All entries that follow are to be written out verbatim.

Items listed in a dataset
========
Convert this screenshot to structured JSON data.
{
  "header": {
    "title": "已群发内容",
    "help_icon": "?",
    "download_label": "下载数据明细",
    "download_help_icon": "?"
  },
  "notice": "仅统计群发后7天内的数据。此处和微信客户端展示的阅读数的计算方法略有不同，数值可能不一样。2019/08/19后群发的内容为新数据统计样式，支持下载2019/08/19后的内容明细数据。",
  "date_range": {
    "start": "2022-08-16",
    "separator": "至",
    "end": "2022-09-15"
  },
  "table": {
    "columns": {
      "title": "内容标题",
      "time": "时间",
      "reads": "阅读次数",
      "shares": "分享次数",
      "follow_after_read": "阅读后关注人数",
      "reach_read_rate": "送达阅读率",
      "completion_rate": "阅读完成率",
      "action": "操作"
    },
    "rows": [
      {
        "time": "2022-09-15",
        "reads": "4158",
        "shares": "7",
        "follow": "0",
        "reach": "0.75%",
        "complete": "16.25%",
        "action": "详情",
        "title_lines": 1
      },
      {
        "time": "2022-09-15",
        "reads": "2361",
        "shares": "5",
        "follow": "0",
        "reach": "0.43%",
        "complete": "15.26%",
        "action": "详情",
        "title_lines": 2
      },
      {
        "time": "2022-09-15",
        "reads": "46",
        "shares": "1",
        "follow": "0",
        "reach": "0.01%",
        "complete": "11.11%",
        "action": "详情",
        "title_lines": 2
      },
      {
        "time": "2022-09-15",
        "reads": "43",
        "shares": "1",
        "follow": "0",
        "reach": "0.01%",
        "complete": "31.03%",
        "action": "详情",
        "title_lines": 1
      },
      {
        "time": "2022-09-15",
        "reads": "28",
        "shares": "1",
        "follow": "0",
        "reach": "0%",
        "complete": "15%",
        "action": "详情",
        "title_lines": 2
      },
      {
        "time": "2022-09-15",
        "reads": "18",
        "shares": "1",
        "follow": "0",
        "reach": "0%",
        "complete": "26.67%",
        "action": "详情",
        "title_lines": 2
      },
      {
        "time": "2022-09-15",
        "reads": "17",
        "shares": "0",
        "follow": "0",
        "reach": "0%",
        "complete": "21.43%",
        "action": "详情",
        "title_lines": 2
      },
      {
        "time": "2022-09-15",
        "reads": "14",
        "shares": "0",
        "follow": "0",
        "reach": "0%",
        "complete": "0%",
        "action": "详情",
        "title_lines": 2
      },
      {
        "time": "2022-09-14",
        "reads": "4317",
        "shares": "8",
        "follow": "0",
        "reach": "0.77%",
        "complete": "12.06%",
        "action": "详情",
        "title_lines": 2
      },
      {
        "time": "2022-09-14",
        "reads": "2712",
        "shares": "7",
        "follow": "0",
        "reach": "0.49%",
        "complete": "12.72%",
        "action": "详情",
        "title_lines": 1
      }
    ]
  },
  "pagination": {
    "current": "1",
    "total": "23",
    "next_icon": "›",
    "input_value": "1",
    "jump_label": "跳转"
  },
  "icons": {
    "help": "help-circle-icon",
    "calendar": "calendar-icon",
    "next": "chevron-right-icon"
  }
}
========
◆ YOUR RESPONSE:
Convert this screenshot to structured JSON data.
{
  "header": {
    "title": "已群发内容",
    "help_icon": "?",
    "download_label": "下载数据明细",
    "download_help_icon": "?"
  },
  "notice": "仅统计群发后7天内的数据。此处和微信客户端展示的阅读数的计算方法略有不同，数值可能不一样。2019/08/19后群发的内容为新数据统计样式，支持下载2019/08/19后的内容明细数据。",
  "date_range": {
    "start": "2022-08-16",
    "separator": "至",
    "end": "2022-09-15"
  },
  "table": {
    "columns": {
      "title": "内容标题",
      "time": "时间",
      "reads": "阅读次数",
      "shares": "分享次数",
      "follow_after_read": "阅读后关注人数",
      "reach_read_rate": "送达阅读率",
      "completion_rate": "阅读完成率",
      "action": "操作"
    },
    "rows": [
      {
        "time": "2022-09-15",
        "reads": "4158",
        "shares": "7",
        "follow": "0",
        "reach": "0.75%",
        "complete": "16.25%",
        "action": "详情",
        "title_lines": 1
      },
      {
        "time": "2022-09-15",
        "reads": "2361",
        "shares": "5",
        "follow": "0",
        "reach": "0.43%",
        "complete": "15.26%",
        "action": "详情",
        "title_lines": 2
      },
      {
        "time": "2022-09-15",
        "reads": "46",
        "shares": "1",
        "follow": "0",
        "reach": "0.01%",
        "complete": "11.11%",
        "action": "详情",
        "title_lines": 2
      },
      {
        "time": "2022-09-15",
        "reads": "43",
        "shares": "1",
        "follow": "0",
        "reach": "0.01%",
        "complete": "31.03%",
        "action": "详情",
        "title_lines": 1
      },
      {
        "time": "2022-09-15",
        "reads": "28",
        "shares": "1",
        "follow": "0",
        "reach": "0%",
        "complete": "15%",
        "action": "详情",
        "title_lines": 2
      },
      {
        "time": "2022-09-15",
        "reads": "18",
        "shares": "1",
        "follow": "0",
        "reach": "0%",
        "complete": "26.67%",
        "action": "详情",
        "title_lines": 2
      },
      {
        "time": "2022-09-15",
        "reads": "17",
        "shares": "0",
        "follow": "0",
        "reach": "0%",
        "complete": "21.43%",
        "action": "详情",
        "title_lines": 2
      },
      {
        "time": "2022-09-15",
        "reads": "14",
        "shares": "0",
        "follow": "0",
        "reach": "0%",
        "complete": "0%",
        "action": "详情",
        "title_lines": 2
      },
      {
        "time": "2022-09-14",
        "reads": "4317",
        "shares": "8",
        "follow": "0",
        "reach": "0.77%",
        "complete": "12.06%",
        "action": "详情",
        "title_lines": 2
      },
      {
        "time": "2022-09-14",
        "reads": "2712",
        "shares": "7",
        "follow": "0",
        "reach": "0.49%",
        "complete": "12.72%",
        "action": "详情",
        "title_lines": 1
      }
    ]
  },
  "pagination": {
    "current": "1",
    "total": "23",
    "next_icon": "›",
    "input_value": "1",
    "jump_label": "跳转"
  },
  "icons": {
    "help": "help-circle-icon",
    "calendar": "calendar-icon",
    "next": "chevron-right-icon"
  }
}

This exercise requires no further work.